Ben Minerd received his B.S. in Computer Engineering from the University of New Hampshire in 2011 and will be completing his MBA from UNH in May 2015. When not working as a systems engineer, Ben enjoys skiing, hiking, and flying drones.
Some of you technologically curious readers may be familiar with Moore’s Law which predicted that the number of transistors in a dense integrated circuit would double every two years. What all that nerd speak (as a nerd I can use that phrase) boils down to is that the processing capability of electronic chips is increasing at a crazy rate. Like, scary fast.
On the flip side, electronics are really cheap these days. Yes, the $10,000 Apple Watch might be a tad pricey, but I’m talking about the industry as a whole. You can buy a computer that fits in your pocket for $200 that is many hundreds, maybe thousands, of times more powerful than my first computer and I’m one of those whiny millennial youngsters.

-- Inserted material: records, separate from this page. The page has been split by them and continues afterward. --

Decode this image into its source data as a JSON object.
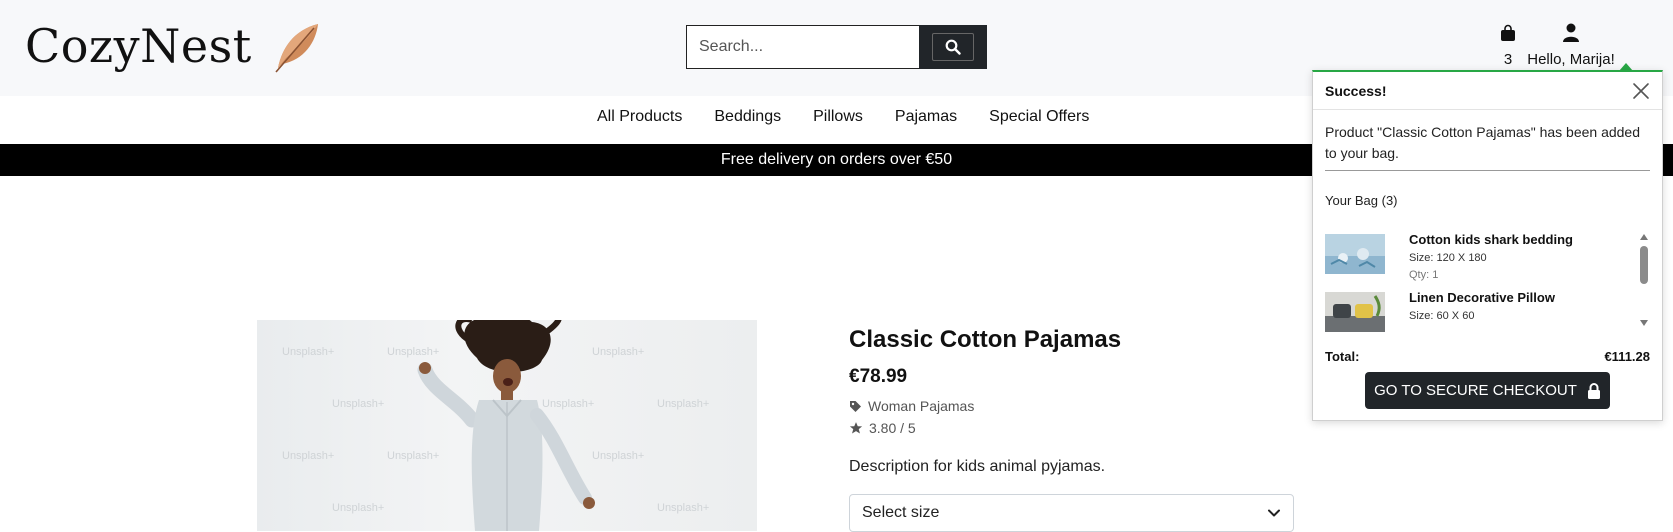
{
  "header": {
    "brand": "CozyNest",
    "search_placeholder": "Search...",
    "bag_count": "3",
    "account_label": "Hello, Marija!"
  },
  "nav": {
    "items": [
      "All Products",
      "Beddings",
      "Pillows",
      "Pajamas",
      "Special Offers"
    ]
  },
  "promo": "Free delivery on orders over €50",
  "product": {
    "watermark": "Unsplash+",
    "title": "Classic Cotton Pajamas",
    "price": "€78.99",
    "category": "Woman Pajamas",
    "rating": "3.80 / 5",
    "description": "Description for kids animal pyjamas.",
    "size_select": "Select size"
  },
  "toast": {
    "title": "Success!",
    "message": "Product \"Classic Cotton Pajamas\" has been added to your bag.",
    "bag_title": "Your Bag (3)",
    "items": [
      {
        "name": "Cotton kids shark bedding",
        "size": "Size: 120 X 180",
        "qty": "Qty: 1"
      },
      {
        "name": "Linen Decorative Pillow",
        "size": "Size: 60 X 60",
        "qty": ""
      }
    ],
    "total_label": "Total:",
    "total_value": "€111.28",
    "checkout_label": "GO TO SECURE CHECKOUT"
  },
  "colors": {
    "header_bg": "#f7f8fa",
    "dark": "#212529",
    "promo_bg": "#000000",
    "success": "#28a745",
    "leaf": "#d08b5b"
  },
  "icons": [
    "feather-icon",
    "search-icon",
    "shopping-bag-icon",
    "user-icon",
    "tag-icon",
    "star-icon",
    "close-icon",
    "lock-icon",
    "chevron-down-icon"
  ]
}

How can consumer electronics companies afford to sell their scary fast devices this cheaply? One reason is that the devices are being made by other devices (cue ominous music), as automation and electronics manufacturing are natural complements of each other. But another big factor in the cheap tech equation is the ever-increasing separation of technology development from technology manufacturing.

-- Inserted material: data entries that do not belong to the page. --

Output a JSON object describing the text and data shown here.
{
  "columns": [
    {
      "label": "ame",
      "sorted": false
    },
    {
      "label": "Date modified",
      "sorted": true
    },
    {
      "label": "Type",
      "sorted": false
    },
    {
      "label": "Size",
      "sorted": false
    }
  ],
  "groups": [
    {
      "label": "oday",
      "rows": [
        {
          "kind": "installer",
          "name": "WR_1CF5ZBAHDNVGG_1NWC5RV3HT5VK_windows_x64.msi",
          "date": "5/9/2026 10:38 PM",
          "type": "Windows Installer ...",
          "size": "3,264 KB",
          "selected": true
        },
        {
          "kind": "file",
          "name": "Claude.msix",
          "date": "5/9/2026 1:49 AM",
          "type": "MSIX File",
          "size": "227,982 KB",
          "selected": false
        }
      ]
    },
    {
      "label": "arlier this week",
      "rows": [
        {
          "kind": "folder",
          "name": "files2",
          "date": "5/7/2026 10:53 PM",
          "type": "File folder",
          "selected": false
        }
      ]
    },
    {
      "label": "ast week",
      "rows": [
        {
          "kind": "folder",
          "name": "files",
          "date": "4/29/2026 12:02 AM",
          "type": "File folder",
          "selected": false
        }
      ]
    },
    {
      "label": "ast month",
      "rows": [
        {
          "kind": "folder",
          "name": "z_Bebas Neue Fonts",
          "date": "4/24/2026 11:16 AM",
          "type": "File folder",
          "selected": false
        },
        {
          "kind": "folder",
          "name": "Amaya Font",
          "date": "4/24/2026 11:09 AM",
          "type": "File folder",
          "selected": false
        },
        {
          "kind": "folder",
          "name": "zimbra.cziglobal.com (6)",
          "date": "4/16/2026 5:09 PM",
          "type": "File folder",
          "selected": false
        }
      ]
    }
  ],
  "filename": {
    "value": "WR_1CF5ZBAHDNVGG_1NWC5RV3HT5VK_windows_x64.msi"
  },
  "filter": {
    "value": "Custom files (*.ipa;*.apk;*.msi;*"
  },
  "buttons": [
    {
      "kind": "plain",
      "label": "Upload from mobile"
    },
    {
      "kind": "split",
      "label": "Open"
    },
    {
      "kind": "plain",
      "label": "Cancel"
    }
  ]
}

Big name companies like Apple, Google, Microsoft, and Amazon are doing less and less of their own widget building these days in favor of contract manufacturing (or CM). Contract manufacturing is essentially the outsourcing of your products’ fabrication and assembly to some other company (who is hopefully better at it than you are).
In theory, using a contract manufacturer should lower your costs and give you access to capabilities that you wouldn’t have access to otherwise. This is especially true of small businesses looking to produce physical goods (versus intangibles like software), where the up-front cost of building your own factory is immense and maybe even a non-starter. Or maybe you’re a big tech company who isn’t good at making hardware (ahem, Google) and you want to stick to your core competencies.

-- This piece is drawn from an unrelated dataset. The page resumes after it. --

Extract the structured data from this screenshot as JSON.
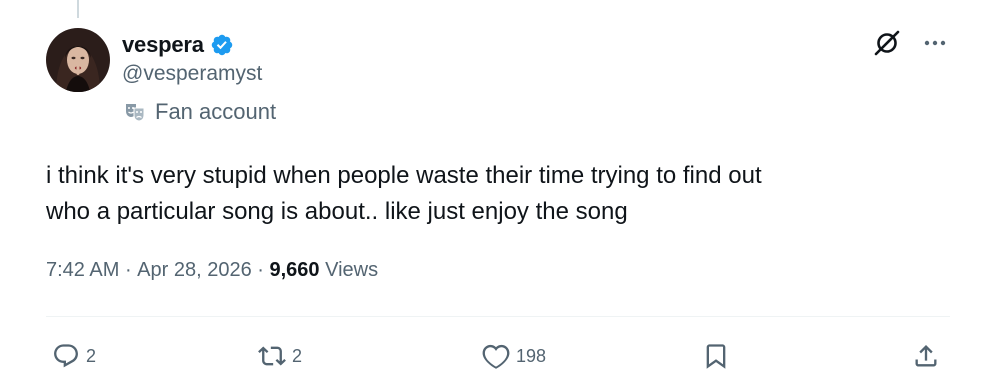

Whatever your reason, contract manufacturing is the unicorn that will slash your costs with its rainbow laser beam eyes. Well, maybe not entirely.
To loosely paraphrase Pee-wee Herman, every decision we make in business has a big ‘but’. For the economist reader, you can equate this with TANSTAAFL—There Ain’t No Such Thing As A Free Lunch. One action almost always leads to some other potentially unexpected outcome. Certain people have even gone so far as to say this is always the case (some guy named Isaac Newton).
One of the biggest contributors to hidden costs within contract manufacturing is the loss of control over your production processes. While this might be obvious or even desired, there may be some complications as a result of this new relationship that you hadn’t thought of previously.
Communication is always an important topic, but even more so when it comes to contract manufacturing. Not only may your production team physically reside on the other side of the globe, but things like language, culture, and time zone differences can make it difficult to keep good lines of communication open.
Quickly ramping up or ramping down production to meet changing demand can become a lot more challenging, too. This is partly due to the nature of the shared resources that you are buying access to when you team up with a CM.
A classic example of a culmination of these issues came from Cicso in the early 2000’s, back when out-sourcing was in its infancy. Cisco had been riding the surging wave of growth in the telecommunications industry which starting leading to supplier shortages. Shortly thereafter, the bottom fell out of telecom and Cisco forgot to turn off the contract manufacturing tap. Before long, Cisco’s raw-parts inventory rose by more than 300% from Q3 to Q4 2000, leading to a $2.2 billion write-off of inventory. Wall Street responded as you might expect, causing Cisco’s stock to fall by 50%.
The Human Cost
Perhaps the greatest hidden cost is one that may never make it to your company’s balance sheet: exploitation of workers in the developing countries where many contract manufacturers do business. It’s no secret that the biggest driver behind outsourcing is low labor costs. While it’s not always apples-to-apples to compare a production worker’s wage in China to one in the U.S., by any measurement the difference is more than a factor of 10 (although that number is dropping).
This dirty little secret of the consumer electronics industry came to light in 2012 when it was discovered that Foxconn, the largest electronics CM with over $100 billion in revenue and manufacturer of the Apple iPad, was mistreating some of their workers. Conditions grew so bad that in some cases workers decided to jump to their death rather than survive in that environment.
Contract manufacturing might very well still be the right choice for you, just keep in mind that you may have more “unknown unknowns” than you had, well, known about. The more you can discuss with your CM candidate up front, the better your relationship will likely be. Also, some of these “gotcha’s” can be planned for in the agreement between you and your CM, so don’t skimp on the up-front work. And remember, there is no unicorn with rainbow laser beam eyes. That I know of.